My piece for the University of Nottingham Alumni Newsletter
Expert tips to achieve your fitness goals
It’s the time of the year when many of us have resolved to lose weight, get fit and be healthy. But sticking to your new fitness regime past the end of January can often be difficult. We asked sport nutritionist Matt Lawson (Masters of Nutrition and Dietetics, 2010) and physiotherapist Kerstine Herbert (Physiotherapy, 2014) for their tips on how to achieve your fitness goals and stay healthy throughout the year.
Setting your approach
Kerstine: It’s important to decide what your goals are. In my clinic, and personally, I use goals that are SMART (Specific, Measurable, Achievable, Relevant, Timely). Write them down, then work out a plan for how you’re going to achieve them. This could be joining a club, getting a coach or challenging your friends. Stick to your plan but be happy to adapt if life gets in the way – it should be fun, not a chore! Cut out your unhealthy habits, eat and sleep well, and allow adequate recovery days. Most of all though, take your time – getting fit and healthy takes months not days.
Kerstine: Warming up prior to exercise is vital. It helps to increase your heart rate in preparation for exercise; increase blood flow to the soft tissue in your body; loosen joints; warm up muscles; and increase performance levels. Research has suggested that warming up prior to exercise can reduce your risk of an injury by up to 79% so it’s definitely important.
One of my favourite warm up exercises starts slowly with some side taps while reaching up to the sky with opposite hands. Jog on the spot and then gradually add in high knee running, heel flicks, side lunges and front lunges, interspersed with sprinting on the spot for 5-10 seconds. Try to add in sport specific activities if you can – for runners, you could add in some nice big leg swings to mimic the leg movement. 10-15 minutes is ideal but 5-10 minutes is enough.
Kerstine: Sporting injuries affect athletes of all levels at some point in their career, so don’t be disheartened if you have any injury. The most common injuries are ankle sprain; groin pull; hamstring pull; shin splints; knee injuries; and tennis elbow.
Most injuries are either from trauma or overuse, but biomechanics, training load and strength all play an important part. We can’t avoid injuries but by training sensibly and strengthening our body we can reduce the risk. We’re often seen as therapists who treat injuries, but a trip to a physio before you even begin exercising can be a fantastic way to find any weak areas that you can then work on to avoid injuries. And don’t forget the all-important warm up!

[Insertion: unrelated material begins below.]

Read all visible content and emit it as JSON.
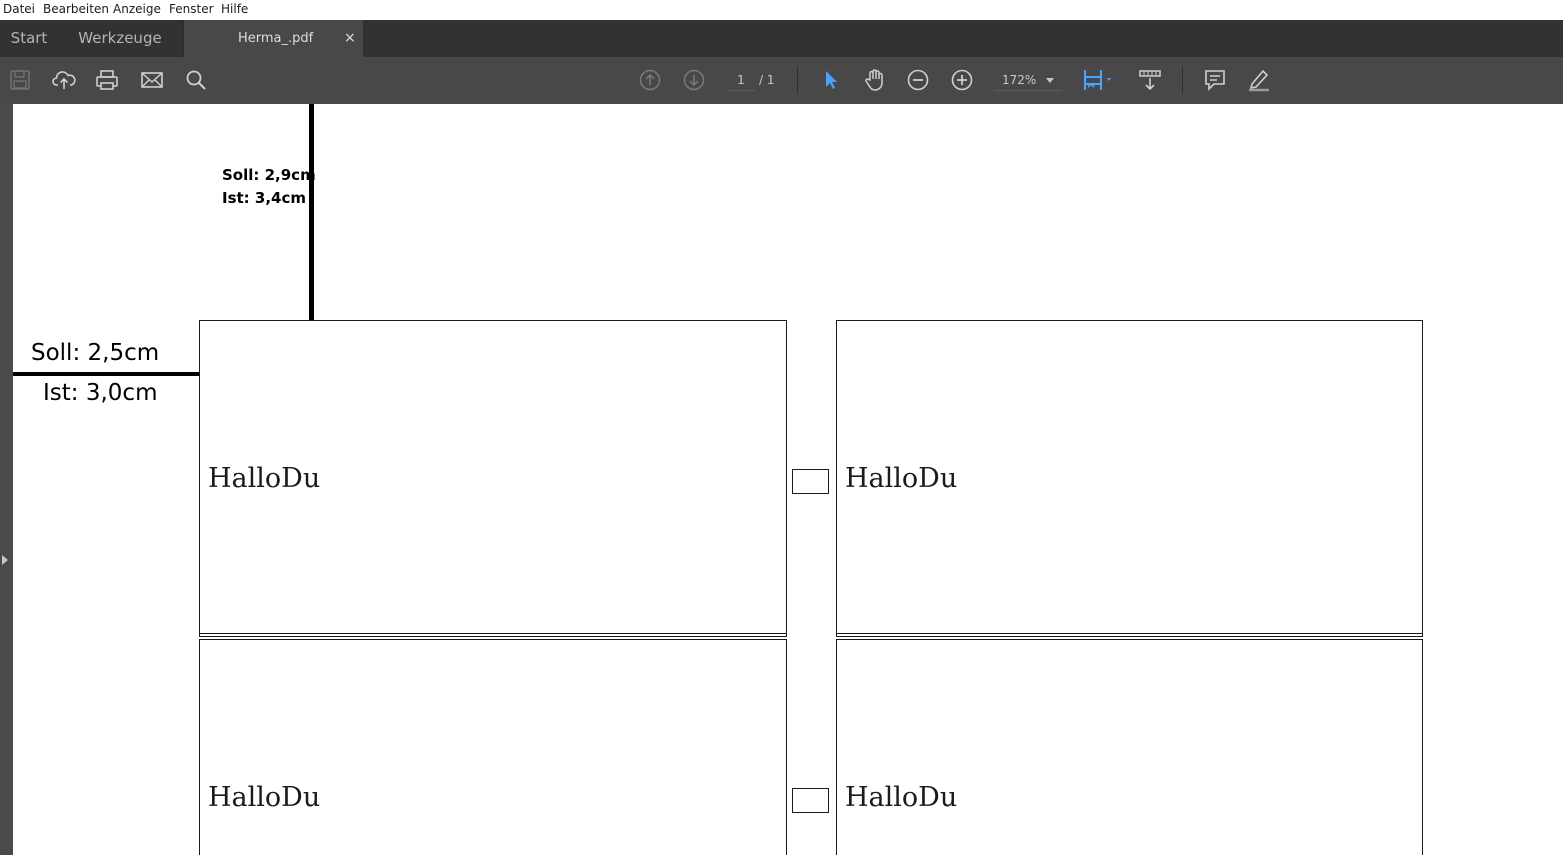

Steering clear of misconceptions
Incorporating activities into everyday life
Kerstine: Inactivity and sedentary behaviour are some of the biggest causes of premature death. Physical activity doesn’t have to mean hours in the gym. There are lots of ways you can incorporate activities into your everyday life. For example, take the stairs whenever you can; do squats when you’re brushing your teeth; stand on one leg while making a coffee; lift tins of beans to work the shoulders; get the hoover or the duster out and go for it!
If you’re stuck at a desk in your job, get up every 20 minutes and walk to the other end of the office, have a big stretch or do 20 squats on your chair. We’re designed to move so go for it. Just small changes can have big effects – with improved physical health comes improved mental health. It’s a win-win situation!